### DESCRIPTION OF THE TASK
Your task is to show every line in the listing below that includes "source".

————————

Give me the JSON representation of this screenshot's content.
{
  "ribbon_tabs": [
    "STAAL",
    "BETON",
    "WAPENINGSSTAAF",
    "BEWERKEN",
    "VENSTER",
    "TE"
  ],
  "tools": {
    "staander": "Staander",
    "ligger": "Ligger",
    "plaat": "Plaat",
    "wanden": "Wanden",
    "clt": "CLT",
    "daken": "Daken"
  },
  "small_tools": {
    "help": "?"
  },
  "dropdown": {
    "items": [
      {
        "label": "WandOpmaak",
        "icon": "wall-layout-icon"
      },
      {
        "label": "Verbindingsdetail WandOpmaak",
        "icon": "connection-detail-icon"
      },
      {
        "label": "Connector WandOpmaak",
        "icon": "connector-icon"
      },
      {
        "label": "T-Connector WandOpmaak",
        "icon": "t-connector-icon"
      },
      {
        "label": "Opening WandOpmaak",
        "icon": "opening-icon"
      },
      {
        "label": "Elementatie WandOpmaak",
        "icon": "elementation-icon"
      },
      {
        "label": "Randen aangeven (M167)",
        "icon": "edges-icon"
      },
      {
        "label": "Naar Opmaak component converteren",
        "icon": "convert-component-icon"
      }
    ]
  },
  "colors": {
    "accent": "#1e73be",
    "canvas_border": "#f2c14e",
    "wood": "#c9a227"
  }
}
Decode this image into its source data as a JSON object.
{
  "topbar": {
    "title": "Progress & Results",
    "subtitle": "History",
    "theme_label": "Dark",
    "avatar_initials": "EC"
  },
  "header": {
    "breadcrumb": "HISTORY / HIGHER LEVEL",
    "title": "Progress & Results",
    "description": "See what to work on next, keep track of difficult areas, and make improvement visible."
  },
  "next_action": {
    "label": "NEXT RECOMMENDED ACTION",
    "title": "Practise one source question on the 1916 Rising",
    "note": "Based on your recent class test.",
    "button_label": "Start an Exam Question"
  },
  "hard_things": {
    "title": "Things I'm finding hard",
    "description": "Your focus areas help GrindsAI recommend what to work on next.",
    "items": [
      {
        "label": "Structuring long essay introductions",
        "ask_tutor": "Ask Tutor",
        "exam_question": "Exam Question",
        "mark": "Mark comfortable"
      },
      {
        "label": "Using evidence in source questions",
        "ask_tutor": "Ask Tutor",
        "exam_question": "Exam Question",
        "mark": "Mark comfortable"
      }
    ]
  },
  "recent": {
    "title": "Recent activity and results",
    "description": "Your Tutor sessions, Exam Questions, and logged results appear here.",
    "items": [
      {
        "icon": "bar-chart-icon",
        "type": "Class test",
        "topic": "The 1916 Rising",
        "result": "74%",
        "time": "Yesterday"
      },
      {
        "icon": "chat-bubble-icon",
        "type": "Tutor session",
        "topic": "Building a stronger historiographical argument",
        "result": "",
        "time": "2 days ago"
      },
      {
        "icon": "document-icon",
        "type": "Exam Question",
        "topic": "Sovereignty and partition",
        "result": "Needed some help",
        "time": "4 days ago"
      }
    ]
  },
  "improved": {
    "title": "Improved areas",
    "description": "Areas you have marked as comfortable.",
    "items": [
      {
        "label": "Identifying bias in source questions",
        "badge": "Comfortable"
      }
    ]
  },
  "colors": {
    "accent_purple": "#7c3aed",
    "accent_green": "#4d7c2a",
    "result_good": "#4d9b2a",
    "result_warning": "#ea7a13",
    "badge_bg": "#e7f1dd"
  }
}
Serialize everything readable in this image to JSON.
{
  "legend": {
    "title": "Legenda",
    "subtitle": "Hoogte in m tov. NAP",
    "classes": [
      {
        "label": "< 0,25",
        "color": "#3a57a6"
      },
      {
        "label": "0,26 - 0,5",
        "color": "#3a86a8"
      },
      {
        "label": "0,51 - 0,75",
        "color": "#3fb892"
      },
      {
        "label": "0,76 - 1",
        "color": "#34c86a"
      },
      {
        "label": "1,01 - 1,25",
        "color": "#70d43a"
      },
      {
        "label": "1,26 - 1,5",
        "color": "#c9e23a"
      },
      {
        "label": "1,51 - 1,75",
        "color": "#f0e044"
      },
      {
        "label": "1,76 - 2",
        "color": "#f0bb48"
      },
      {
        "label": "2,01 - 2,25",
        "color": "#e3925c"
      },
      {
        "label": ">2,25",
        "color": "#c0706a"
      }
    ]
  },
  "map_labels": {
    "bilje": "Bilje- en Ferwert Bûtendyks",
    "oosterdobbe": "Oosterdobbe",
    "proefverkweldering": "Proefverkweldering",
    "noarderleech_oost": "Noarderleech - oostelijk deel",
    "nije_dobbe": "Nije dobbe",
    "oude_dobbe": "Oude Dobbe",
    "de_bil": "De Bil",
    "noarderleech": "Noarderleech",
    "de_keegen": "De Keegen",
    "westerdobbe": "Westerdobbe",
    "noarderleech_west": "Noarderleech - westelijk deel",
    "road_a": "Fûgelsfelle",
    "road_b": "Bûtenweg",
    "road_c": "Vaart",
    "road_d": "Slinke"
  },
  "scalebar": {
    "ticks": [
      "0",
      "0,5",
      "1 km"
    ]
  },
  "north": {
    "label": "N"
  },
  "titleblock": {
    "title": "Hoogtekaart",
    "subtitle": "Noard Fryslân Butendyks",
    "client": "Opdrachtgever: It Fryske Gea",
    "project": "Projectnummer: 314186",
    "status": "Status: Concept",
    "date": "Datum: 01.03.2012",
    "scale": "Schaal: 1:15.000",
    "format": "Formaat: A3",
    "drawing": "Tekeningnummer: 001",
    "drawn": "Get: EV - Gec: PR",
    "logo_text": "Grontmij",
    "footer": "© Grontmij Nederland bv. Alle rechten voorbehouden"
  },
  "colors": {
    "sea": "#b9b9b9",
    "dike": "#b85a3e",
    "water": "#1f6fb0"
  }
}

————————

### OUTPUT BELOW
Decode this image into its source data as a JSON object.
    "title": "Practise one source question on the 1916 Rising",
        "label": "Using evidence in source questions",
        "label": "Identifying bias in source questions",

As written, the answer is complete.